Grief is loss. This loss includes a change of our physical selves, normalcy, or routine and safety/comfort.  Grief can accompany any situations of change including, but not limited to:

  • Divorce
  • The move of a close friend or neighbor
  • A change of home or location
  • A career ending or changing substantially
  • Financial loss or change in financial stability
  • An unrealized goal
  • A health change, such as a new or worsening chronic health condition
  • Youth/Aging
  • An identity (wife, mother, caregiver)
  • Reducing or giving up driving


At the end of grief, there is acceptance even if the pain of loss remains. The process is unique to each person, but should move toward acceptance with the ability to function on a daily basis. However, some grief becomes complicated as we may get stuck in other different steps of the grief process or ignore grief long-term. See the work of Elizabeth Kubler-Ross (1969) which identifies five stages including: denial, anger, bargaining/regret, and depression (all progressing toward the final stage- acceptance). Her five-stage model is still used today, but not everyone goes through all steps and the steps are not always linear.


Grief moves on your own timeline. Anticipatory grief happens prior to the loss (i.e. grieving the loss of function to an illness even when the loved one is still alive) and may produce a prolonged grief or can help to prepare for future losses and bring quicker closure to grief. Abbreviated grief is moving though the steps quickly while delayed grief may look like “shock” right after the event and the grieving process may happen weeks or months later- the grief must eventually be processed so as to not become dysfunctional grief. We may grieve as a group in collective grief and examples include war or the death of a public figure. Secondary grief is when you lose a person or role (just for example) and you grieve for the related losses- income, relationship, stability, identity, confidence. The secondary losses come in their own time and are normal but must be acknowledged and grieved.


Any of these timelines or situations are normal. Your emotions will conflict (i.e., you miss your family home, but feel liberation over reduced chores and yardwork). You may need to acknowledge situations of loss while finding a “silver lining” or what may be gained. Your grief may feel small some days or may surprise you unexpectedly like a large wave the next. It may linger, but the burden feels “lighter” as time goes on.


Grievers must take care of themselves physically as the your immune system may lower and the nervous system may overact with physical symptoms like headaches and upset stomach. One may feel confused, have a hard time concentrating, and need extra help to focus and get back into your normal or a “new normal” routine. Grief is a gradual process lasting 6 months to two years. The loss stays with you long-term becoming part of your life story but you can live and function with little encumbrance.

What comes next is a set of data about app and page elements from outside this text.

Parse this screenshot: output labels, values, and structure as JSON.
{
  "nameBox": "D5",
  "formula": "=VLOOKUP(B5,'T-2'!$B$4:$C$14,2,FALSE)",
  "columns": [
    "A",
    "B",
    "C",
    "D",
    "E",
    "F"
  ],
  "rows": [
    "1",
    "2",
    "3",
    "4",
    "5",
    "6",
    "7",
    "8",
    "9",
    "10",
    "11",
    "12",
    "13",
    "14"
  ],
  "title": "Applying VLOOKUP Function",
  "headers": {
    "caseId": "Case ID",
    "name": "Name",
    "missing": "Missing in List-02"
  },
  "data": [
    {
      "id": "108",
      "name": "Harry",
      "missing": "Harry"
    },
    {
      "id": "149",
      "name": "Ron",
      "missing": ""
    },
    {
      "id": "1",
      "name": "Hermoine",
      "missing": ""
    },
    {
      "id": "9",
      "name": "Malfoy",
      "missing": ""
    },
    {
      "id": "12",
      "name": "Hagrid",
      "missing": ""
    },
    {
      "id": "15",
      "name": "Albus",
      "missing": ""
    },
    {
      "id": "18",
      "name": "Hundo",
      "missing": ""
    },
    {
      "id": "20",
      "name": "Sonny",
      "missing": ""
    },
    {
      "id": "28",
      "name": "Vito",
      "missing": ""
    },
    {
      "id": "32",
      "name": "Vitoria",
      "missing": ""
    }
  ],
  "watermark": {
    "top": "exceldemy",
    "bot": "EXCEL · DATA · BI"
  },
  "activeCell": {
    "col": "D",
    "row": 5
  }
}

There are some warning signs that grief may be turning complicated. About 10% of grievers fall into a complicated grief situation. Complicated grief is considered outside of the variable, but generally considered normal process of grieving. Warning signs include:

  • Extended time frame (more than a year or not progressing to acceptance although it can be normal to have a “bad day” occasionally)
  • Unable to function in daily routines (i.e. can’t get out of bed, not eating normally, not able to focus on work)
  • Extreme or continued emotional, behavioral, or physical distress
  • Not able to talk about it or ignores the situation or reminders (stuck in denial)
  • Feeling numb, down, depressed, and not feeling joy in situations where it was felt prior, not able to think of or plan for the future- these may be signs of depression or suicidality and need to be addressed urgently.
  • Using alcohol or drugs to numb the pain- this may be signs of a developing substance abuse disorder and needs to be addressed urgently.

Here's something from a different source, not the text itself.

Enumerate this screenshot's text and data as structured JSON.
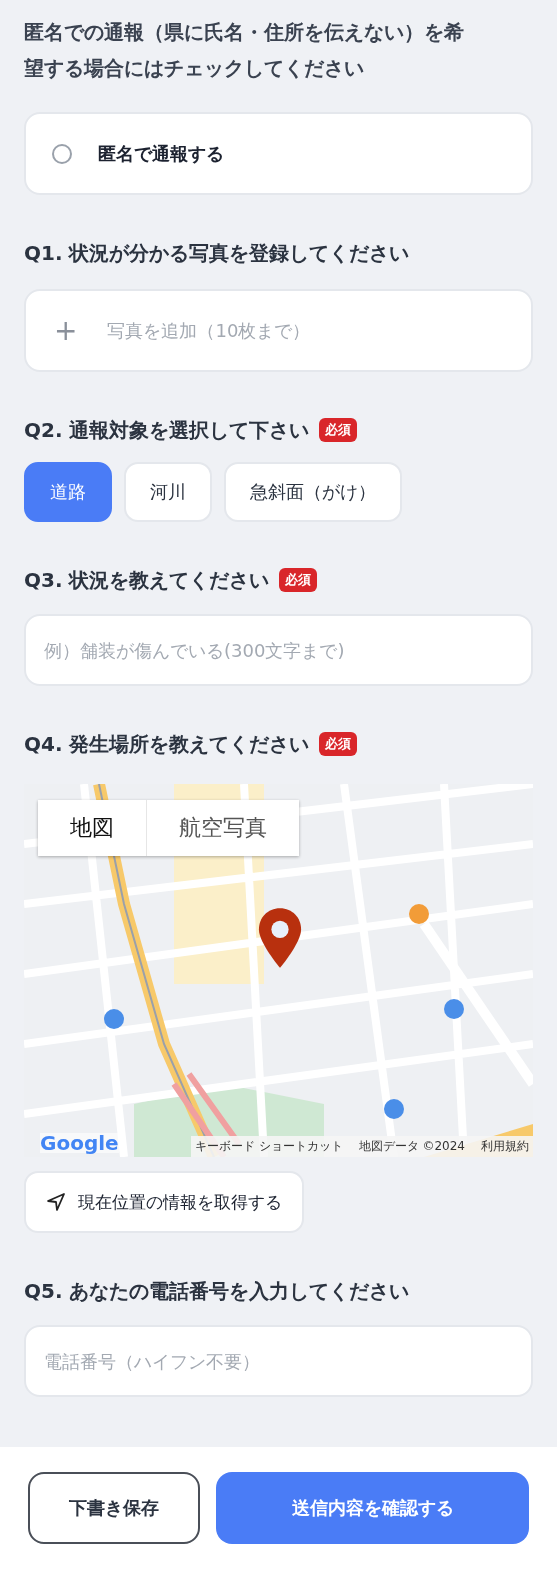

Types of complicated grief or high-risk situations for complicated grief include: Absent Grief where you are stuck in denial and don’t process your grief (some people grieve delayed, privately or quickly- those folks don’t fall into this category). Ambiguous Loss (lack of closure)- this happens with long term chronic illnesses (i.e. Alzheimer’s Disease) or incarceration which produce a loss that is not complete. The person may still be present, but not reachable- physically or emotionally. Disenfranchised Grief is grief not recognized by society or social groups (i.e. the loss of a same sex partner or pet, loss from a drug over dose etc.)- this can force people who need to grieve to feel like they are not worthy to do so and they can never process their feelings in a healthy and supported way.


Traumatic Grief is when loss happens surrounding a trauma (often something unexpected) like a natural disaster or accident- this griever must also process the situational trauma so that the effects of one or both don’t produce long term damage. Chronic or prolonged grief causes extreme distress that happens for a long time period and there is not incremental progress toward acceptance or improved daily function. Distorted or Exaggerated Grief is an atypical response- extreme, intense, or odd-in nature, often anger, nightmares, or self-destructive behaviors are displayed.  Psychiatric disorders may emerge in exaggerated grief. Cumulative Grief is marked by suffering multiple losses simultaneously or close together- sometimes called “grief overload” as you may be in separate stages of one or more losses at the same time. This creates a high-risk situation for complicated grief and can occur frequently in older adults. Masked Grief may be displayed as physical symptoms or the development of maladaptive behaviors.


What helps grief? It’s a long list since there is not a “right” option and many strategies used together may help. You may have to try and not benefit from one or more options before you find the right strategy or combination for you.

  • Being a “gentle judge” of yourself and others that may be grieving
  • Self-care and finding moments of peace or joy (which only you can define- i.e. sitting in nature)
  • Goal setting and taking things one step at a time (even if goals are new or different)
  • Making a daily schedule and trying to stick to it- adjust if it is not working.
  • Social support/support groups (especially useful for chronic conditions and situations like divorce; consider: Griefshare.org)
  • Increasing rest or exercise (depending on your physical and emotional preferences and needs)
  • Proper sleep- length and quality
  • Eat healthfully- not too little or too much (emotional eating)- changes in eating that do not correct themselves over time or become extreme could signal depression or an eating disorder.
  • Stay mentally engaged- with workbooks, games, or special memory care programs (especially if you are faced with a cognitive condition)
  • Rediscovering or finding a hobby- arts, nature, reading, yoga, journaling, etc.
  • Finding an advocate- counselor, case manager, etc.
  • Stress management- breathing, massage, pain control, etc.
  • Watching alcohol and caffeine intake (may exacerbate your symptoms and disrupt sleep)
  • Talk about your feelings- with a friend, family, or therapist
  • Volunteer (it is mutually beneficial- i.e. petting dogs or knitting hats for babies)
  • Leaning into or discovering faith/spirituality and similar (pastoral counseling services)
  • A helpful book (recommendations from Lakelyn Eichenberger, PhD) such as:
    • Loving Someone Who Has Dementia by Pauline Boss
    • The Heart of Grief by Thomas Attig
    • The Other Side of Sadness by George Bonanno
    • Option B by Sheryl Sandberg and Adam Grant

When grief is complicated you may want or need to seek more intensive professional help such as:

  • Cognitive behavioral therapy (counseling- inpatient or outpatient settings)
  • Support groups/Group therapy host by a professional
  • Treatment for anxiety, depression, or substance abuse- don’t wait to talk to your doctor or therapist if you have concerns, SAMHSA offers a 24/7 helpline 1-800-662-HELP (4357)
  • Medication can be effective in treating complicated grief side effects (like anxiety or depression)

More information on grief types and grief-work can be found here: